Steamboat Springs Hayden preacher Doug Zirkle’s passion throughout life has been to serve others, so asking for help does not come easily as he battles a serious health problem.
“I don’t want people to feel sorry for me,” Zirkle said. “I want to help. It’s real hard.”
Zirkle, 52, was diagnosed in 1980 with Type 1 diabetes, which typically inflicts otherwise healthy children and young adults and usually is managed with insulin. The need for a kidney transplant did not become apparent until after he suffered a heart attack in September 2010. He was put on the donor list this past November, but Zirkle and his wife of 28 years, Lisa Zirkle, 52, have been told it might be five years before a kidney becomes available from a deceased donor. But the couple does not know if they have that much time and are hoping someone living would consider donating a spare kidney that Doug Zirkle’s body will accept.
Zirkle said he has been trying to keep his medical condition quiet because he did not want the attention, especially as a preacher who devotes himself to helping people resolve problems and work toward their ambitions.

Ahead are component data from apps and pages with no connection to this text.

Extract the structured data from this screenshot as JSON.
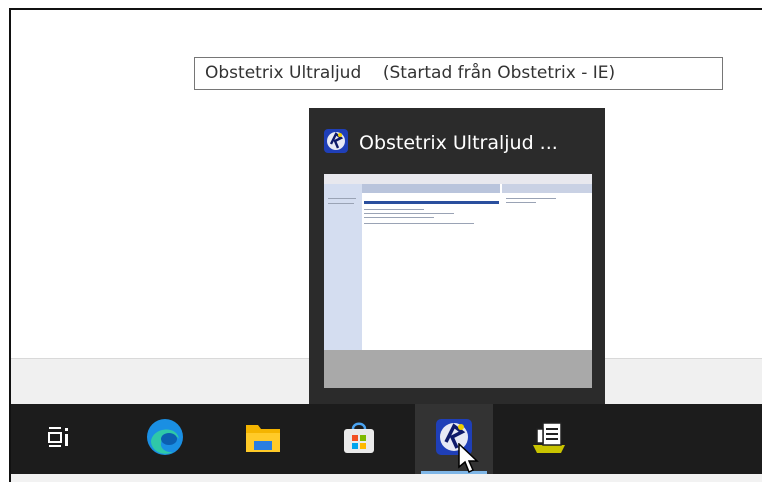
{
  "tooltip": {
    "app_name": "Obstetrix Ultraljud",
    "started_from": "(Startad från Obstetrix - IE)"
  },
  "preview": {
    "title": "Obstetrix Ultraljud ..."
  },
  "taskbar": {
    "items": [
      {
        "name": "task-view",
        "icon": "task-view-icon"
      },
      {
        "name": "edge",
        "icon": "edge-icon"
      },
      {
        "name": "file-explorer",
        "icon": "folder-icon"
      },
      {
        "name": "microsoft-store",
        "icon": "store-icon"
      },
      {
        "name": "obstetrix",
        "icon": "obstetrix-icon",
        "active": true
      },
      {
        "name": "notes-app",
        "icon": "notepad-icon"
      }
    ]
  },
  "colors": {
    "taskbar": "#1c1c1c",
    "preview_bg": "#2b2b2b",
    "active_indicator": "#7fb6e6"
  }
}
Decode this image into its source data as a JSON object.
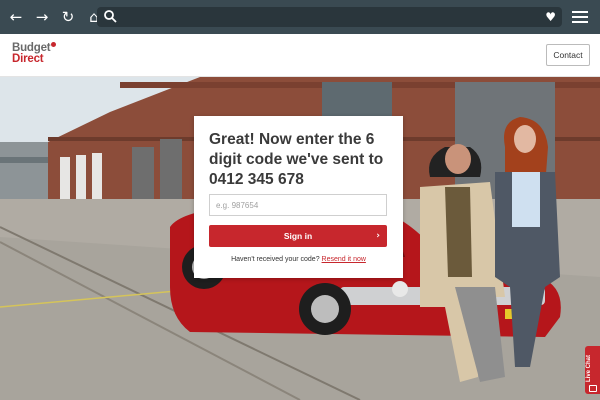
{
  "browser": {
    "nav_icons": [
      "back-icon",
      "forward-icon",
      "reload-icon",
      "home-icon"
    ],
    "url_value": "",
    "bookmark_icon": "heart-icon",
    "menu_icon": "hamburger-icon"
  },
  "header": {
    "logo_line1": "Budget",
    "logo_line2": "Direct",
    "contact_label": "Contact"
  },
  "modal": {
    "heading": "Great! Now enter the 6 digit code we've sent to 0412 345 678",
    "code_value": "",
    "code_placeholder": "e.g. 987654",
    "signin_label": "Sign in",
    "resend_prefix": "Haven't received your code?",
    "resend_link": "Resend it now"
  },
  "livechat": {
    "label": "Live Chat"
  },
  "car": {
    "plate": ""
  },
  "colors": {
    "brand_red": "#c7272d",
    "chrome_bg": "#3a4a52",
    "text_dark": "#3a3a3a"
  }
}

“We just want to be an invisible help,” Doug Zirkle said.
He is more concerned with the others that are going through a similar ordeal.
“It’s weird and uncomfortable,” Zirkle said.
He could need dialysis starting any day. He said he is weak, and there are days when he can hardly do anything. His youngest daughter, Caroline, 11, once had to help him put on his shoes.
Throughout the hardships, Doug Zirkle has only missed preaching once because of illness, his wife said.
For some, one day is too much.
Those who care about Zirkle want him to get the transplant and are sick of keeping quiet.
“He’s like, ‘I’m not any more important than any of the other people that need a kidney,’” Lisa Zirkle said. “But I’m not married to any of those other people. I don’t feel desperate, but obviously, there is a sense of urgency.”
The 100 congregation members at the Mission of Grace Baptist Church also have expressed their support in part because Doug Zirkle is viewed as an important figure in their community.
“He’s buried and married a lot of people over 15 years,” said Kevin Kleckler, who is a church elder leading an effort to raise $25,000 to help the Zirkle family with expenses. The church has raised $13,000, and people can donate through the Mission of Grace Baptist Church kidney fund set up at the First National Bank of the Rockies.
Kleckler hopes there is someone out there that might be willing to donate a kidney that is a suitable match.
“He’s lives his life by stewardship and leadership,” Kleckler said. “The gift that God gave him was the gift or encouragement.”
The Zirkles moved to Hayden from Texas in 1998. The church was in need of a pastor and contacted Doug Zirkle, who was working in business and was not looking to pastor a church or move, but he agreed to come to Hayden and preach once. He ended up staying because he found the community to be like family.
Doug Zirkle took the church’s leadership role, but he was hesitant about taking on the responsibilities that go along with being known as the town’s pastor. That changed, though, when he presided over his first funeral, which was for an 18-year-old man that had drowned in the Yampa River.
“It was a tragedy, but it was an honor to do the eulogy and minister to the family,” Doug Zirkle said. “Little did I know that’s what we would be getting into, but we adjusted.”
Nearly 14 years later, the Zirkles and their four children still are proud to call Hayden home.
To help, Lisa Zirkle established a website, www.thestoryofdoug.com, to allow people to offer encouragement, educate people about his situation and to let them know what her husband is all about. This is one way she describes him:
“People talk about ‘real.’ Doug is ‘real.’ It’s a challenge to be who you are, and he perseveres in that.”
To reach Matt Stensland, call 970-871-4247 or email mstensland@SteamboatToday.com